“I’m not aware of those activities,” Sessions responded. “I have been called a surrogate at a time or two in that campaign, and I did not have communications with the Russians.”

According to a new report in the Washington Post, Sessions’s statement was untrue. Justice Department officials told the Post that Sessions met twice last year with members of the Russian envoy.

As my Vox colleague German Lopez notes, a word of caution is needed: There is ambiguity about what Sessions meant at the hearing when he said he had no communications with Russian officials. As a result, a perjury charge is highly unlikely. Sessions is claiming he was distinguishing his work as a senator from his work as an official Trump campaign surrogate.

Still, the Sessions story raises a familiar question: What is up with the Trump administration and Russia? There is a ton of smoke, and far more questions than answers.

Last week, I spoke with Mikhail Fishman, editor-in-chief of the Moscow Times, an English-language weekly newspaper published in Moscow. Fishman has followed the bizarre Trump-Putin relationship closely, and has the benefit of viewing it from the Russian vantage.

My conversation with him is worth reading on its own, but a couple of passages are worth revisiting. First, I asked him how Trump and Putin are different, and why those differences might matter.

His answer:

In their habits, they're radically different. Trump is a posturing performer, full of idiotic narcissism. He appears to be a disorganized fool, to be honest. Putin, on the other hand, is calculating, organized, and he plans everything. He also hides much of his personal life in a way that Trump does not.

Then there's also the fact that Putin is so much more experienced than Trump. He has more than 15 years of global political experience. He knows how to do things, how to work the system. He makes plenty of mistakes, but he knows how to think and act. Trump is a total neophyte. He has no experience and doesn't understand how global politics operates. He displays his ignorance every single day.

Fishman’s point is clear enough: Putin sees in Trump an opportunity to manipulate US-Russia relations. The Kremlin, he told me, considers Trump “a stupid, unstrategic politician,” and has thus sought to infiltrate his orbit. This explains Putin’s public orientation to Trump as well as Russia’s clandestine efforts to form allegiances with Trump’s campaign.

Ultimately, Fishman believes, Putin’s goal is to reassert Russia’s great power status:

The first thing he wants and needs is the symbolic legitimization of himself and Russia as a major superpower and world player that America has to do deal with as an equal. He wants to escape the isolation of Russia on the world stage, which was what the campaign in Syria was all about. Putin has grand ambitions for himself and for Russia, and nearly every move he makes is animated by this.

If you want to understand Russia’s intentions, this is a useful framework.
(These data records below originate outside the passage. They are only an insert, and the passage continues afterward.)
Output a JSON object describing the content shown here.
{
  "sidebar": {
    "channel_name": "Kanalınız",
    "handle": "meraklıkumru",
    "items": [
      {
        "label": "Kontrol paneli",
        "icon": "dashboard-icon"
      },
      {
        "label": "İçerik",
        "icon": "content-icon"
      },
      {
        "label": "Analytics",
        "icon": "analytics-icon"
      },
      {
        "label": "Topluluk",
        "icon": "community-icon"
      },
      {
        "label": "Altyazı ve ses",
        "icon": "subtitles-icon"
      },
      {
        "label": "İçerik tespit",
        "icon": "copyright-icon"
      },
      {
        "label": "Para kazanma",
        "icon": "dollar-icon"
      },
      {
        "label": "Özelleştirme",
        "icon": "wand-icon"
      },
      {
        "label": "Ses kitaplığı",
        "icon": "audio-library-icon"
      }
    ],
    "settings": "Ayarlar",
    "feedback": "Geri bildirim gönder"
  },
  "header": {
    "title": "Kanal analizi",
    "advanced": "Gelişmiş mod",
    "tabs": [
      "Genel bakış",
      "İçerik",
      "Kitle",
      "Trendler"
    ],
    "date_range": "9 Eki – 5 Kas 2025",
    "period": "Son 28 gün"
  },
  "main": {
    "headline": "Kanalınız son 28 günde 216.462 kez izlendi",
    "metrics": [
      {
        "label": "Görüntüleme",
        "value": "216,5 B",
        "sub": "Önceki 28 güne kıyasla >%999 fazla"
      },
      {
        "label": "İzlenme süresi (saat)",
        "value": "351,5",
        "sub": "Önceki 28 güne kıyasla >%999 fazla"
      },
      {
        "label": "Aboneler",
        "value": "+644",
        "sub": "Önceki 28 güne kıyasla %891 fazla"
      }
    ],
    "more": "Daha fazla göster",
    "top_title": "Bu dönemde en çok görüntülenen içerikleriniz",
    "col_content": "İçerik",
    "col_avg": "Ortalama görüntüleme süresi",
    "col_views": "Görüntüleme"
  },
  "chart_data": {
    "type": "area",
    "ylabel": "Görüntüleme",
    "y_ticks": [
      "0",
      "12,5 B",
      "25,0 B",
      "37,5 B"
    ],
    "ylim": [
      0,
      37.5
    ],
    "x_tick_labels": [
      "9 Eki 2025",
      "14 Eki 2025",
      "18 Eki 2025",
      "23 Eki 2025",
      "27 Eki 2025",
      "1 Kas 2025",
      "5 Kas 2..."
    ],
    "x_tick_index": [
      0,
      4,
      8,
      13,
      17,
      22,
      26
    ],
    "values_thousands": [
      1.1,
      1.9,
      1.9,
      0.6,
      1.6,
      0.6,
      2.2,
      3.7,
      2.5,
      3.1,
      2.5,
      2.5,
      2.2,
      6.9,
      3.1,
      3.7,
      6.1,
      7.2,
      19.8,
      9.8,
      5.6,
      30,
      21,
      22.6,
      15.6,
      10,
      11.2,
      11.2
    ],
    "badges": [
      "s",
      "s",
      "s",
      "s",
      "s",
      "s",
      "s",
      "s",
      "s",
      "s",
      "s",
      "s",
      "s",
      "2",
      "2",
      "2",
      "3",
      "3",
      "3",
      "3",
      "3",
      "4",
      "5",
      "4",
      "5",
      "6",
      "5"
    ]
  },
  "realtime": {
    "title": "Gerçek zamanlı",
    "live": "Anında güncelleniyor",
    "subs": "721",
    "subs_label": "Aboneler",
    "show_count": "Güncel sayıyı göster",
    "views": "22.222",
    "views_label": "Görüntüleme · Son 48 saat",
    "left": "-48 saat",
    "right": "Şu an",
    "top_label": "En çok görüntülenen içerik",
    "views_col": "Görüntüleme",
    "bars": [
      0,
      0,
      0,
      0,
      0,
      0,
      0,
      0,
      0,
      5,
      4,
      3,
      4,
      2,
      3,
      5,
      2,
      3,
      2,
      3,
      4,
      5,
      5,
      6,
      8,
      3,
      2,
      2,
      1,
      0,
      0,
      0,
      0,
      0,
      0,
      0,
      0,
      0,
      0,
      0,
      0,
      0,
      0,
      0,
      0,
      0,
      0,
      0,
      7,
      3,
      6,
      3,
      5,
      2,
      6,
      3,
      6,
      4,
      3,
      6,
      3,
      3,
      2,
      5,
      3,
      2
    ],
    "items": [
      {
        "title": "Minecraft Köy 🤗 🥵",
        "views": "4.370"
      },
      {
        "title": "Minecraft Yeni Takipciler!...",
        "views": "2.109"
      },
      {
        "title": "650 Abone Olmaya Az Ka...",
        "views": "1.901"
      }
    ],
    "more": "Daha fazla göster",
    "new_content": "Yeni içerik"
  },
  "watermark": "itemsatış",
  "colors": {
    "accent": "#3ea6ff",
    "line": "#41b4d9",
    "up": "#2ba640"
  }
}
The Russians supported Trump’s victory for a reason: They want to change the broader dynamic. Their meddling in our politics makes plenty of sense in light of that goal.

For more on the Trump-Russia scandal, read Vox’s explainer.